Problem requirements:
Every line holding "stacked" should be copied from the records below.

===== Task input =====

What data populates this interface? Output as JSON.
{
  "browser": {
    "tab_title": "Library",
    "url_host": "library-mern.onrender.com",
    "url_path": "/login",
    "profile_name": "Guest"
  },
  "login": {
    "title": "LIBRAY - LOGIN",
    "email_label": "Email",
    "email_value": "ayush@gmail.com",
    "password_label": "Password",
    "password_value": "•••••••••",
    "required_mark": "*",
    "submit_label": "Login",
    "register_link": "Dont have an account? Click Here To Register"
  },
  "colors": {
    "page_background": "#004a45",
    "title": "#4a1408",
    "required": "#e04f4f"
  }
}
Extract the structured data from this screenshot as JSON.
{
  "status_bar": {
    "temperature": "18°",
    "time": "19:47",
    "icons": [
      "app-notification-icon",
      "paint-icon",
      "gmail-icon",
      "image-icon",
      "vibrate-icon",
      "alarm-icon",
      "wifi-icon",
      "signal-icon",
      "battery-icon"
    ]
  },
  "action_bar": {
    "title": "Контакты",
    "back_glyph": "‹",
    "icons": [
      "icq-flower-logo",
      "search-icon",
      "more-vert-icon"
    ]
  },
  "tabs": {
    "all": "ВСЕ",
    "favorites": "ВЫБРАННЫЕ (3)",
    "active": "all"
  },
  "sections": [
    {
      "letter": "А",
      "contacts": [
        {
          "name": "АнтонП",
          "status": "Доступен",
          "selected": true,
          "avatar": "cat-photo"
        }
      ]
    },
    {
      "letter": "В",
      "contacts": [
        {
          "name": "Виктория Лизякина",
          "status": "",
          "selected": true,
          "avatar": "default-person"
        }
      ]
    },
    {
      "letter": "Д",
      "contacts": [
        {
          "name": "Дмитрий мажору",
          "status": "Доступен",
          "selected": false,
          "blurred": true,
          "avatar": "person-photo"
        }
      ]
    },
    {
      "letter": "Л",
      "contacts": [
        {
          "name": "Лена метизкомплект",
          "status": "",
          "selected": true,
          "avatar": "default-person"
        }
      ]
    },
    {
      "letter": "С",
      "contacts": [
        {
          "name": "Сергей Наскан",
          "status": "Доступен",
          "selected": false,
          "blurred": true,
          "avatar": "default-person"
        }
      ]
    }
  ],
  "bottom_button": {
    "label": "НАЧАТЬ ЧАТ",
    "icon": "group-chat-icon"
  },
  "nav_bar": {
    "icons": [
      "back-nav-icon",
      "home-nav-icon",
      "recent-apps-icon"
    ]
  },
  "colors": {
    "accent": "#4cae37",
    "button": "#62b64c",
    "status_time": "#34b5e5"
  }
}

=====
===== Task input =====

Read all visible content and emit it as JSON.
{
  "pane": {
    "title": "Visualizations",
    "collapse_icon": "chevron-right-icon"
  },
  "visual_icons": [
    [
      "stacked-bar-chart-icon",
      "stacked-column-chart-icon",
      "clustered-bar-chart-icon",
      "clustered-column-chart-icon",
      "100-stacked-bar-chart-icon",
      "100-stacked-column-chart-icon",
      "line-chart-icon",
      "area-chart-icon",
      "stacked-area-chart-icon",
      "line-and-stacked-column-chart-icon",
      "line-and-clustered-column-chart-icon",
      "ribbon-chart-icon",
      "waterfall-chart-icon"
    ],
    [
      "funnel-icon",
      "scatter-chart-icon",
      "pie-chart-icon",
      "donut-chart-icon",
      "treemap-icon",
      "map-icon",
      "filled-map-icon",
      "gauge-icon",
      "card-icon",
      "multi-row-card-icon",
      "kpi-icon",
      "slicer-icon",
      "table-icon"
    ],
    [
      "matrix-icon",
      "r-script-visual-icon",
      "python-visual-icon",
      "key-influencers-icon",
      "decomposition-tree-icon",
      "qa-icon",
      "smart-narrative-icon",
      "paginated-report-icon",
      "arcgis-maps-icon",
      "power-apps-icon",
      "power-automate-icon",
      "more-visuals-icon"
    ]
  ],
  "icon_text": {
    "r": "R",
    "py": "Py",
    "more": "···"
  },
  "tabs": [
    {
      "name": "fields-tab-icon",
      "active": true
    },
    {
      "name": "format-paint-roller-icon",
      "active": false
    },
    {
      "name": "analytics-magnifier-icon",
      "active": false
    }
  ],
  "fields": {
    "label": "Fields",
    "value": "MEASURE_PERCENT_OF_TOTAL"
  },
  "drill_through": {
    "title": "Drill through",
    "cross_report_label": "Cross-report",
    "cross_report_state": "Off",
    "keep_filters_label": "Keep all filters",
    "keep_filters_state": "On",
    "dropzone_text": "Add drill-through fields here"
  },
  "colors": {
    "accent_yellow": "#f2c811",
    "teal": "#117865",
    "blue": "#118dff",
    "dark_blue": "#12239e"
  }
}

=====

Expected output:
      "stacked-bar-chart-icon",
      "stacked-column-chart-icon",
      "100-stacked-bar-chart-icon",
      "100-stacked-column-chart-icon",
      "stacked-area-chart-icon",
      "line-and-stacked-column-chart-icon",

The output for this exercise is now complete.